A seven-year power sharing agreement in the state Senate came to an abrupt halt last week when the Independent Democratic Caucus disbanded under mounting pressure to unify the party ahead of a critical election season. The problem is that when party politics come first, constituents come second.
The IDC was formed in 2011 by a group of senators that decided it didn't want to follow the whims of party leaders. They were rewarded with larger offices and high-paying committee chairmanships for agreeing to cooperate with Republicans.
But the eight current members agreed last week to do an about-face and promised to support the Democrats. Gov. Andrew Cuomo, who had been pressuring the group to fall in line, reportedly said that the move was necessary "for the good of the party."
And, it turns out, it may also be good for the governor, who is fighting to shore up support in the face of a September primary challenge. Members of the breakaway caucus are facing primaries, as well, and Democrats have a fighting chance of taking control of the Senate in November.
Payback for the turncoats was swift, as Senate Majority Leader John Flanagan took the committee chairmanships away from members of the group. But Democrats have gifts to give, as well. Former IDC leader Sen. Jeff Klein, for example, was immediately made deputy leader of the Senate after agreeing to shut down the independent conference.
It reminds us of the shenanigans we witnessed in the Senate in 2009. Unable to accept the results of the 2008 elections that gave Democrats control of that house for the first time in decades, the Republican minority coaxed two Democrats to join them in trying to replace the Senate majority leader with a Republican.
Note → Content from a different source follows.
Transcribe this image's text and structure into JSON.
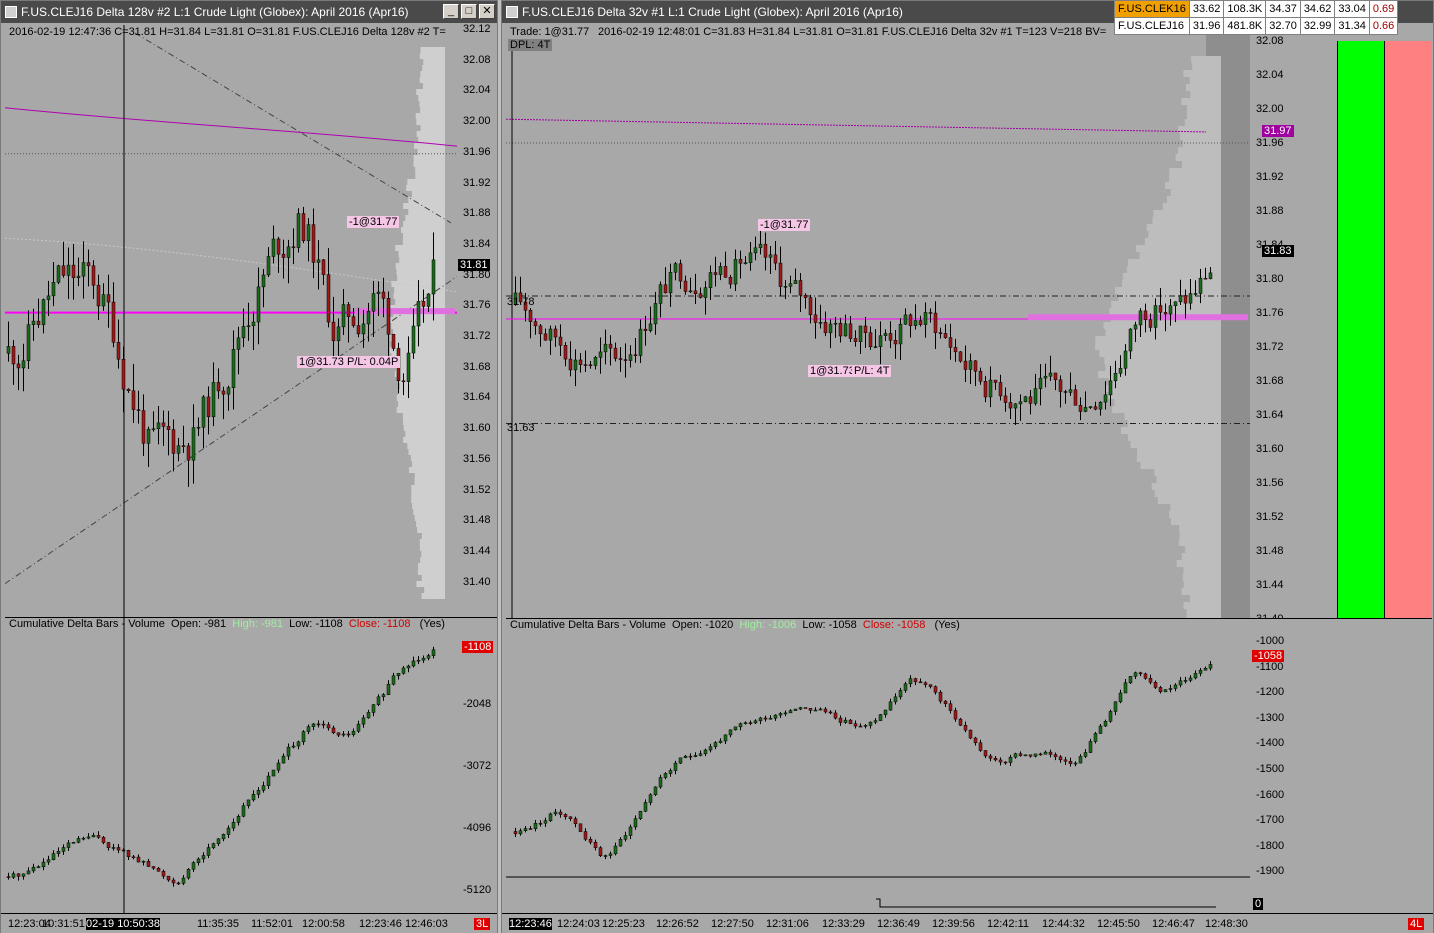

The power struggle led to 31-31 tie, which resulted in the work of the Senate grinding to a halt for a month.
We hope that doesn't happen again — but it might, because Democrats have a shot at gaining Senate seats as soon as April 24, depending upon the results of special elections that will fill vacant seats.
Another fight for power must not be allowed to consume the Capitol. Regardless of who elected officials decide to align themselves with politically, their first obligation must be their constituents back home.
The Democrats involved must not lose sight of the reasons they formed their own coalition to begin with. And nobody should forget the reason they were sent to Albany in the first place. The work of the people is supposed to supersede the wants of party leadership.
The Citizen editorial board includes publisher Rob Forcey, executive editor Jeremy Boyer and managing editor Mike Dowd.